» Materials provided
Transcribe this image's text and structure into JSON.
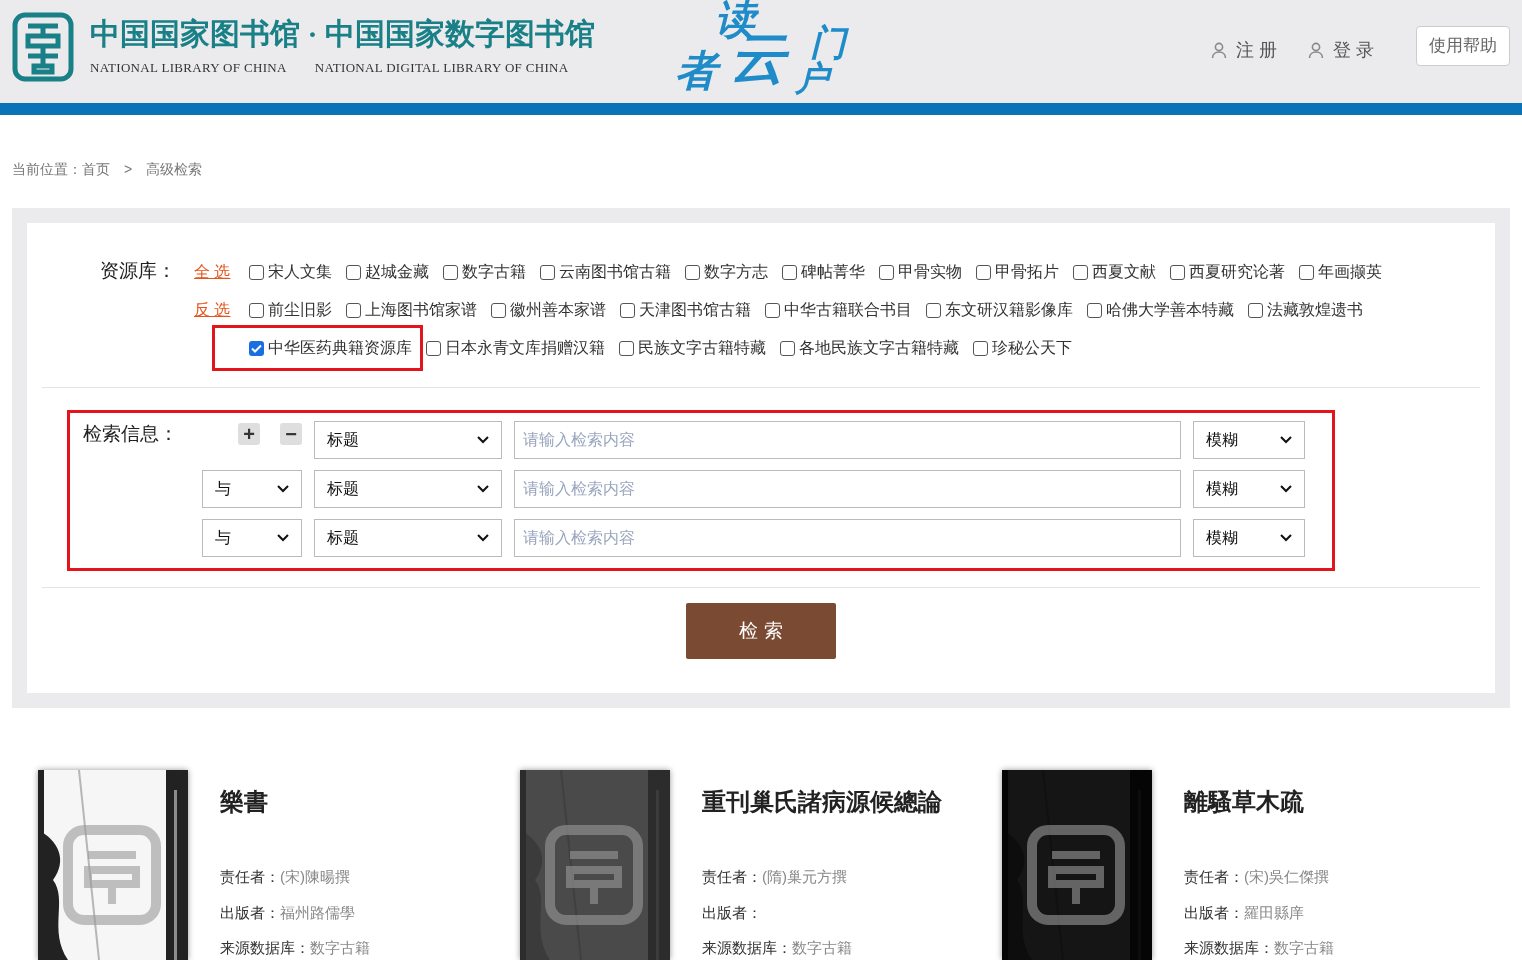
{
  "header": {
    "title_left": "中国国家图书馆",
    "title_separator": "·",
    "title_right": "中国国家数字图书馆",
    "subtitle_left": "NATIONAL LIBRARY OF CHINA",
    "subtitle_right": "NATIONAL DIGITAL LIBRARY OF CHINA",
    "art_text": "读者云门户",
    "register": "注 册",
    "login": "登 录",
    "help": "使用帮助"
  },
  "breadcrumb": {
    "label": "当前位置：",
    "home": "首页",
    "separator": ">",
    "current": "高级检索"
  },
  "resources": {
    "label": "资源库：",
    "rows": [
      {
        "action": "全 选",
        "items": [
          {
            "label": "宋人文集",
            "checked": false,
            "highlighted": false
          },
          {
            "label": "赵城金藏",
            "checked": false,
            "highlighted": false
          },
          {
            "label": "数字古籍",
            "checked": false,
            "highlighted": false
          },
          {
            "label": "云南图书馆古籍",
            "checked": false,
            "highlighted": false
          },
          {
            "label": "数字方志",
            "checked": false,
            "highlighted": false
          },
          {
            "label": "碑帖菁华",
            "checked": false,
            "highlighted": false
          },
          {
            "label": "甲骨实物",
            "checked": false,
            "highlighted": false
          },
          {
            "label": "甲骨拓片",
            "checked": false,
            "highlighted": false
          },
          {
            "label": "西夏文献",
            "checked": false,
            "highlighted": false
          },
          {
            "label": "西夏研究论著",
            "checked": false,
            "highlighted": false
          },
          {
            "label": "年画撷英",
            "checked": false,
            "highlighted": false
          }
        ]
      },
      {
        "action": "反 选",
        "items": [
          {
            "label": "前尘旧影",
            "checked": false,
            "highlighted": false
          },
          {
            "label": "上海图书馆家谱",
            "checked": false,
            "highlighted": false
          },
          {
            "label": "徽州善本家谱",
            "checked": false,
            "highlighted": false
          },
          {
            "label": "天津图书馆古籍",
            "checked": false,
            "highlighted": false
          },
          {
            "label": "中华古籍联合书目",
            "checked": false,
            "highlighted": false
          },
          {
            "label": "东文研汉籍影像库",
            "checked": false,
            "highlighted": false
          },
          {
            "label": "哈佛大学善本特藏",
            "checked": false,
            "highlighted": false
          },
          {
            "label": "法藏敦煌遗书",
            "checked": false,
            "highlighted": false
          }
        ]
      },
      {
        "items": [
          {
            "label": "中华医药典籍资源库",
            "checked": true,
            "highlighted": true
          },
          {
            "label": "日本永青文库捐赠汉籍",
            "checked": false,
            "highlighted": false
          },
          {
            "label": "民族文字古籍特藏",
            "checked": false,
            "highlighted": false
          },
          {
            "label": "各地民族文字古籍特藏",
            "checked": false,
            "highlighted": false
          },
          {
            "label": "珍秘公天下",
            "checked": false,
            "highlighted": false
          }
        ]
      }
    ]
  },
  "search": {
    "label": "检索信息：",
    "add": "+",
    "remove": "−",
    "highlighted": true,
    "rows": [
      {
        "field": "标题",
        "placeholder": "请输入检索内容",
        "match": "模糊"
      },
      {
        "operator": "与",
        "field": "标题",
        "placeholder": "请输入检索内容",
        "match": "模糊"
      },
      {
        "operator": "与",
        "field": "标题",
        "placeholder": "请输入检索内容",
        "match": "模糊"
      }
    ],
    "button": "检 索"
  },
  "results": [
    {
      "title": "樂書",
      "fields": [
        {
          "label": "责任者：",
          "value": "(宋)陳暘撰"
        },
        {
          "label": "出版者：",
          "value": "福州路儒學"
        },
        {
          "label": "来源数据库：",
          "value": "数字古籍"
        }
      ]
    },
    {
      "title": "重刊巢氏諸病源候總論",
      "fields": [
        {
          "label": "责任者：",
          "value": "(隋)巢元方撰"
        },
        {
          "label": "出版者："
        },
        {
          "label": "来源数据库：",
          "value": "数字古籍"
        }
      ]
    },
    {
      "title": "離騷草木疏",
      "fields": [
        {
          "label": "责任者：",
          "value": "(宋)吳仁傑撰"
        },
        {
          "label": "出版者：",
          "value": "羅田縣庠"
        },
        {
          "label": "来源数据库：",
          "value": "数字古籍"
        }
      ]
    }
  ]
}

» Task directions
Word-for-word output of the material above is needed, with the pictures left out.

» Response to this exercise
Transcribe this image's text and structure into JSON.
{
  "header": {
    "title_left": "中国国家图书馆",
    "title_separator": "·",
    "title_right": "中国国家数字图书馆",
    "subtitle_left": "NATIONAL LIBRARY OF CHINA",
    "subtitle_right": "NATIONAL DIGITAL LIBRARY OF CHINA",
    "art_text": "读者云门户",
    "register": "注 册",
    "login": "登 录",
    "help": "使用帮助"
  },
  "breadcrumb": {
    "label": "当前位置：",
    "home": "首页",
    "separator": ">",
    "current": "高级检索"
  },
  "resources": {
    "label": "资源库：",
    "rows": [
      {
        "action": "全 选",
        "items": [
          {
            "label": "宋人文集",
            "checked": false,
            "highlighted": false
          },
          {
            "label": "赵城金藏",
            "checked": false,
            "highlighted": false
          },
          {
            "label": "数字古籍",
            "checked": false,
            "highlighted": false
          },
          {
            "label": "云南图书馆古籍",
            "checked": false,
            "highlighted": false
          },
          {
            "label": "数字方志",
            "checked": false,
            "highlighted": false
          },
          {
            "label": "碑帖菁华",
            "checked": false,
            "highlighted": false
          },
          {
            "label": "甲骨实物",
            "checked": false,
            "highlighted": false
          },
          {
            "label": "甲骨拓片",
            "checked": false,
            "highlighted": false
          },
          {
            "label": "西夏文献",
            "checked": false,
            "highlighted": false
          },
          {
            "label": "西夏研究论著",
            "checked": false,
            "highlighted": false
          },
          {
            "label": "年画撷英",
            "checked": false,
            "highlighted": false
          }
        ]
      },
      {
        "action": "反 选",
        "items": [
          {
            "label": "前尘旧影",
            "checked": false,
            "highlighted": false
          },
          {
            "label": "上海图书馆家谱",
            "checked": false,
            "highlighted": false
          },
          {
            "label": "徽州善本家谱",
            "checked": false,
            "highlighted": false
          },
          {
            "label": "天津图书馆古籍",
            "checked": false,
            "highlighted": false
          },
          {
            "label": "中华古籍联合书目",
            "checked": false,
            "highlighted": false
          },
          {
            "label": "东文研汉籍影像库",
            "checked": false,
            "highlighted": false
          },
          {
            "label": "哈佛大学善本特藏",
            "checked": false,
            "highlighted": false
          },
          {
            "label": "法藏敦煌遗书",
            "checked": false,
            "highlighted": false
          }
        ]
      },
      {
        "items": [
          {
            "label": "中华医药典籍资源库",
            "checked": true,
            "highlighted": true
          },
          {
            "label": "日本永青文库捐赠汉籍",
            "checked": false,
            "highlighted": false
          },
          {
            "label": "民族文字古籍特藏",
            "checked": false,
            "highlighted": false
          },
          {
            "label": "各地民族文字古籍特藏",
            "checked": false,
            "highlighted": false
          },
          {
            "label": "珍秘公天下",
            "checked": false,
            "highlighted": false
          }
        ]
      }
    ]
  },
  "search": {
    "label": "检索信息：",
    "add": "+",
    "remove": "−",
    "highlighted": true,
    "rows": [
      {
        "field": "标题",
        "placeholder": "请输入检索内容",
        "match": "模糊"
      },
      {
        "operator": "与",
        "field": "标题",
        "placeholder": "请输入检索内容",
        "match": "模糊"
      },
      {
        "operator": "与",
        "field": "标题",
        "placeholder": "请输入检索内容",
        "match": "模糊"
      }
    ],
    "button": "检 索"
  },
  "results": [
    {
      "title": "樂書",
      "fields": [
        {
          "label": "责任者：",
          "value": "(宋)陳暘撰"
        },
        {
          "label": "出版者：",
          "value": "福州路儒學"
        },
        {
          "label": "来源数据库：",
          "value": "数字古籍"
        }
      ]
    },
    {
      "title": "重刊巢氏諸病源候總論",
      "fields": [
        {
          "label": "责任者：",
          "value": "(隋)巢元方撰"
        },
        {
          "label": "出版者："
        },
        {
          "label": "来源数据库：",
          "value": "数字古籍"
        }
      ]
    },
    {
      "title": "離騷草木疏",
      "fields": [
        {
          "label": "责任者：",
          "value": "(宋)吳仁傑撰"
        },
        {
          "label": "出版者：",
          "value": "羅田縣庠"
        },
        {
          "label": "来源数据库：",
          "value": "数字古籍"
        }
      ]
    }
  ]
}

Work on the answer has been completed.